Activity: The response must contain every line of the records that follow, duplicated exactly.

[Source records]
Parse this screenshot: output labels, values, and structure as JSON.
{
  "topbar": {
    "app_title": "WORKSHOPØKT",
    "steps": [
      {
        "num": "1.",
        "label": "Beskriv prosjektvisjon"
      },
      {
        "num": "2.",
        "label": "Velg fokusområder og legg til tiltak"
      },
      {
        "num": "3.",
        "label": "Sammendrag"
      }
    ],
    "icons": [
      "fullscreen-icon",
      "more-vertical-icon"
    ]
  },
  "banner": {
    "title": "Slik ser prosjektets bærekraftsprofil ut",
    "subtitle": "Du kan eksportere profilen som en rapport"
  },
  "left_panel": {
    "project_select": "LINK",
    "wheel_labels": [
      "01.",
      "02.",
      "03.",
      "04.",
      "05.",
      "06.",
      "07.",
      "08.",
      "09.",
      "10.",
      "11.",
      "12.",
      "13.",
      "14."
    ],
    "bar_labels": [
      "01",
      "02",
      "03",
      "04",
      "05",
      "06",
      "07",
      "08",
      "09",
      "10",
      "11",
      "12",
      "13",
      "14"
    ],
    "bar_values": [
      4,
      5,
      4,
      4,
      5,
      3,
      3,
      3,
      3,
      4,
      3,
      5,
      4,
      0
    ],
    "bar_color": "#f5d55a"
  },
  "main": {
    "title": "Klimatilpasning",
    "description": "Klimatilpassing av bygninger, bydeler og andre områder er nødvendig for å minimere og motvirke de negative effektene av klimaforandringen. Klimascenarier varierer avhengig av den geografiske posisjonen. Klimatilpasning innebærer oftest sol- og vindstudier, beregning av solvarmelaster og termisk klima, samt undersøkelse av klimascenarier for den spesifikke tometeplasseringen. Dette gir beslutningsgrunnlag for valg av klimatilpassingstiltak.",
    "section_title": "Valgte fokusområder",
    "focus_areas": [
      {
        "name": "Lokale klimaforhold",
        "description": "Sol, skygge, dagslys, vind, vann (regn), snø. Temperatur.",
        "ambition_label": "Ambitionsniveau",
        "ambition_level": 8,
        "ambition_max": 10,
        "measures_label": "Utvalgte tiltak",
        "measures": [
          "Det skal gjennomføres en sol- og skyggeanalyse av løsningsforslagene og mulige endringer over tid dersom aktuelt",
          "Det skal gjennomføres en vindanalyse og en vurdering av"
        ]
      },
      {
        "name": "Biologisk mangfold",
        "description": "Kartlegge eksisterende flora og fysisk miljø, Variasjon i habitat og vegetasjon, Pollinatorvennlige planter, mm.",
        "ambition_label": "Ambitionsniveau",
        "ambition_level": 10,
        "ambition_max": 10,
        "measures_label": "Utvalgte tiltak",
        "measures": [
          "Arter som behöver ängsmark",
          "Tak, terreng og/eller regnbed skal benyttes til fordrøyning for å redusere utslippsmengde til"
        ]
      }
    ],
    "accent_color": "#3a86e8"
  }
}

Result for this task:
Parse this screenshot: output labels, values, and structure as JSON.
{
  "topbar": {
    "app_title": "WORKSHOPØKT",
    "steps": [
      {
        "num": "1.",
        "label": "Beskriv prosjektvisjon"
      },
      {
        "num": "2.",
        "label": "Velg fokusområder og legg til tiltak"
      },
      {
        "num": "3.",
        "label": "Sammendrag"
      }
    ],
    "icons": [
      "fullscreen-icon",
      "more-vertical-icon"
    ]
  },
  "banner": {
    "title": "Slik ser prosjektets bærekraftsprofil ut",
    "subtitle": "Du kan eksportere profilen som en rapport"
  },
  "left_panel": {
    "project_select": "LINK",
    "wheel_labels": [
      "01.",
      "02.",
      "03.",
      "04.",
      "05.",
      "06.",
      "07.",
      "08.",
      "09.",
      "10.",
      "11.",
      "12.",
      "13.",
      "14."
    ],
    "bar_labels": [
      "01",
      "02",
      "03",
      "04",
      "05",
      "06",
      "07",
      "08",
      "09",
      "10",
      "11",
      "12",
      "13",
      "14"
    ],
    "bar_values": [
      4,
      5,
      4,
      4,
      5,
      3,
      3,
      3,
      3,
      4,
      3,
      5,
      4,
      0
    ],
    "bar_color": "#f5d55a"
  },
  "main": {
    "title": "Klimatilpasning",
    "description": "Klimatilpassing av bygninger, bydeler og andre områder er nødvendig for å minimere og motvirke de negative effektene av klimaforandringen. Klimascenarier varierer avhengig av den geografiske posisjonen. Klimatilpasning innebærer oftest sol- og vindstudier, beregning av solvarmelaster og termisk klima, samt undersøkelse av klimascenarier for den spesifikke tometeplasseringen. Dette gir beslutningsgrunnlag for valg av klimatilpassingstiltak.",
    "section_title": "Valgte fokusområder",
    "focus_areas": [
      {
        "name": "Lokale klimaforhold",
        "description": "Sol, skygge, dagslys, vind, vann (regn), snø. Temperatur.",
        "ambition_label": "Ambitionsniveau",
        "ambition_level": 8,
        "ambition_max": 10,
        "measures_label": "Utvalgte tiltak",
        "measures": [
          "Det skal gjennomføres en sol- og skyggeanalyse av løsningsforslagene og mulige endringer over tid dersom aktuelt",
          "Det skal gjennomføres en vindanalyse og en vurdering av"
        ]
      },
      {
        "name": "Biologisk mangfold",
        "description": "Kartlegge eksisterende flora og fysisk miljø, Variasjon i habitat og vegetasjon, Pollinatorvennlige planter, mm.",
        "ambition_label": "Ambitionsniveau",
        "ambition_level": 10,
        "ambition_max": 10,
        "measures_label": "Utvalgte tiltak",
        "measures": [
          "Arter som behöver ängsmark",
          "Tak, terreng og/eller regnbed skal benyttes til fordrøyning for å redusere utslippsmengde til"
        ]
      }
    ],
    "accent_color": "#3a86e8"
  }
}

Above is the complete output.